Date of Award
Doctor of Philosophy
Jian Huang, Mark Dean, Audris Mockus, Russell Zaretzki
The web has transformed the way people create and consume information. However, data-intensive science applications have rarely been able to take full benefits of the web ecosystem so far. Analysis and visualization have remained close to large datasets on large servers and desktops, because of the vast resources that data-intensive applications require. This hampers the accessibility and on-demand availability of data-intensive science. In this work, I propose a novel architecture for the delivery of interactive, data-intensive visualization to the web ecosystem. The proposed architecture, codenamed Fabric, follows the idea of keeping the server-side oblivious of application logic as a set of scalable microservices that 1) manage data and 2) compute data products. Disconnected from application logic, the services allow interactive data-intensive visualization be simultaneously accessible to many users. Meanwhile, the client-side of this architecture perceives visualization applications as an interaction-in image-out black box with the sole responsibility of keeping track of application state and mapping interactions into well-defined and structured visualization requests. Fabric essentially provides a separation of concern that decouples the otherwise tightly coupled client and server seen in traditional data applications. Initial results show that as a result of this, Fabric enables high scalability of audience, scientific reproducibility, and improves control and protection of data products.
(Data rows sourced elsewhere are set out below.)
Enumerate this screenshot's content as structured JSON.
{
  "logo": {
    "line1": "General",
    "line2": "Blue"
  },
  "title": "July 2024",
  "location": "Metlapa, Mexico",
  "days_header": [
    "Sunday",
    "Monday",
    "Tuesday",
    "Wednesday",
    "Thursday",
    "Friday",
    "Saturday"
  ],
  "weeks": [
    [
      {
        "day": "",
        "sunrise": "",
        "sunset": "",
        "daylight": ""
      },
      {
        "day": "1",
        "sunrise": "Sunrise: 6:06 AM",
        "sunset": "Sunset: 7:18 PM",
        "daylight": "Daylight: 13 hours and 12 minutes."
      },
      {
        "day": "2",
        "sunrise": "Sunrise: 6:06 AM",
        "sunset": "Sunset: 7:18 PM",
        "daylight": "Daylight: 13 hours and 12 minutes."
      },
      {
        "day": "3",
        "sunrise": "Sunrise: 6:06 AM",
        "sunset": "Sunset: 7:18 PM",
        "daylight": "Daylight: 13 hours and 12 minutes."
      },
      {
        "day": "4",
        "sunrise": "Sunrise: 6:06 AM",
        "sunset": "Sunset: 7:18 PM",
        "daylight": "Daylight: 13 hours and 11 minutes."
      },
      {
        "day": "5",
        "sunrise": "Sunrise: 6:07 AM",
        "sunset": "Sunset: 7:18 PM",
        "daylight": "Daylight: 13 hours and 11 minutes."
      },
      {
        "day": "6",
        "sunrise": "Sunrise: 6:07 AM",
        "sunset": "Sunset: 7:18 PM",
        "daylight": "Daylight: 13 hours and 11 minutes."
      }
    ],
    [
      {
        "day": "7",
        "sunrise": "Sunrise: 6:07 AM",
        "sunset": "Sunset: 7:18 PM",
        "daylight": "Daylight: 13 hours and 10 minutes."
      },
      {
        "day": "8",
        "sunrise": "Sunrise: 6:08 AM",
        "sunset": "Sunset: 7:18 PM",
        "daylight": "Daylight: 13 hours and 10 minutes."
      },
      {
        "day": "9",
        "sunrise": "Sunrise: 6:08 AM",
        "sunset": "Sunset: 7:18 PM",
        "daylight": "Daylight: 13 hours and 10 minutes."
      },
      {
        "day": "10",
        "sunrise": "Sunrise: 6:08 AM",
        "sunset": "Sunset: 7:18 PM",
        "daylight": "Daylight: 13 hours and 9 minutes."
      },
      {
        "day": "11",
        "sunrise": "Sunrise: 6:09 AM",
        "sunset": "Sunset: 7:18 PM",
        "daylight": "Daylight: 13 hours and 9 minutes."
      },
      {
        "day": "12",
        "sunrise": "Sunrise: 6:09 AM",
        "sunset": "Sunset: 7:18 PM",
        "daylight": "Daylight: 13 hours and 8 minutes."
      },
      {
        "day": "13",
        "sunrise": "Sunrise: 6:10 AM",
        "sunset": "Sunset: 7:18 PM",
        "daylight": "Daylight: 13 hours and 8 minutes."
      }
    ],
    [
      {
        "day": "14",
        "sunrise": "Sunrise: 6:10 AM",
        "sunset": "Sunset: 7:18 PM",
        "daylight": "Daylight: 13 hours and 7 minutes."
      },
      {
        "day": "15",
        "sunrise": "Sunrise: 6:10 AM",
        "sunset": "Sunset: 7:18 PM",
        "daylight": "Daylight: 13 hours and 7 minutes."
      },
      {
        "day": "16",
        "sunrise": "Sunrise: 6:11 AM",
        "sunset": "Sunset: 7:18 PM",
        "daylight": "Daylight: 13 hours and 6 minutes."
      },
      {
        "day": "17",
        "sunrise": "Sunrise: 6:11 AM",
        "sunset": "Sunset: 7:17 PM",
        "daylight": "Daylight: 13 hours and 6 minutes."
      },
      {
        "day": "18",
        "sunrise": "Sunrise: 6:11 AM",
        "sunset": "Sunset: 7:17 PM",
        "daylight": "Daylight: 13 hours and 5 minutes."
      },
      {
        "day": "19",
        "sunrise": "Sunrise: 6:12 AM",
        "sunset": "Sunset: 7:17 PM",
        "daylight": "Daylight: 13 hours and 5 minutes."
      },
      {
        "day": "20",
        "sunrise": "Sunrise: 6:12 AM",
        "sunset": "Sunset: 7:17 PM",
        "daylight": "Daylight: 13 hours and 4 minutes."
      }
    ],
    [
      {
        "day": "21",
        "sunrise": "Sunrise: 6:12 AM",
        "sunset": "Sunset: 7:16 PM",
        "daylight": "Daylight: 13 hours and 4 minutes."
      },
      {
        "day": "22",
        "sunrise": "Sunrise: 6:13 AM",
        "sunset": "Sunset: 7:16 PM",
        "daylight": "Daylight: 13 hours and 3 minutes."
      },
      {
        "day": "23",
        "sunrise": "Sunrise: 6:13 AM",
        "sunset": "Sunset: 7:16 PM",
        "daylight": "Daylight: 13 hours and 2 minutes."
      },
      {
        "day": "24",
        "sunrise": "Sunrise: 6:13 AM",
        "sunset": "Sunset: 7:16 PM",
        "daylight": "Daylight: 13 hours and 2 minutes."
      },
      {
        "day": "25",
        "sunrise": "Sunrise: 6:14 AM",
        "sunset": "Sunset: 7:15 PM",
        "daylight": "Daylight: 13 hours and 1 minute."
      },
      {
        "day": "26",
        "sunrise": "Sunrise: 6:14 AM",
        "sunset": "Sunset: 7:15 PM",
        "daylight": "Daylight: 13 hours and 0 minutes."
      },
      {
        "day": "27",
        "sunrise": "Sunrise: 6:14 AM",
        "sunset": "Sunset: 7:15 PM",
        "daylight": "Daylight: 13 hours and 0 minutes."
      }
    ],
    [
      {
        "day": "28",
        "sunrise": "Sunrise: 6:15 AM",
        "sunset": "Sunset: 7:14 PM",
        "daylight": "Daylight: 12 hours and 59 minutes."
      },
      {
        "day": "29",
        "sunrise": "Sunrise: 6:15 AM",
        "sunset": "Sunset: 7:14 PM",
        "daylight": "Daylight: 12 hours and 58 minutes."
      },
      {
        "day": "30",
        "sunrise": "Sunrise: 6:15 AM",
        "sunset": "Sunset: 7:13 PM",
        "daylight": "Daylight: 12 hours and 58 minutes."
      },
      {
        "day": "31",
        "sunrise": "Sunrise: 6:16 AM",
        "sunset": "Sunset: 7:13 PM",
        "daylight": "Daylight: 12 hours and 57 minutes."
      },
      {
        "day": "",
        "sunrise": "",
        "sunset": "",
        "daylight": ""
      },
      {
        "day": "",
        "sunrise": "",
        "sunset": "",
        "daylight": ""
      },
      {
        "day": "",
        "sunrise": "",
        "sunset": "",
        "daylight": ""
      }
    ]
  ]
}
Raji, Mohammad, "Rethinking the Delivery Architecture of Data-Intensive Visualization. " PhD diss., University of Tennessee, 2019.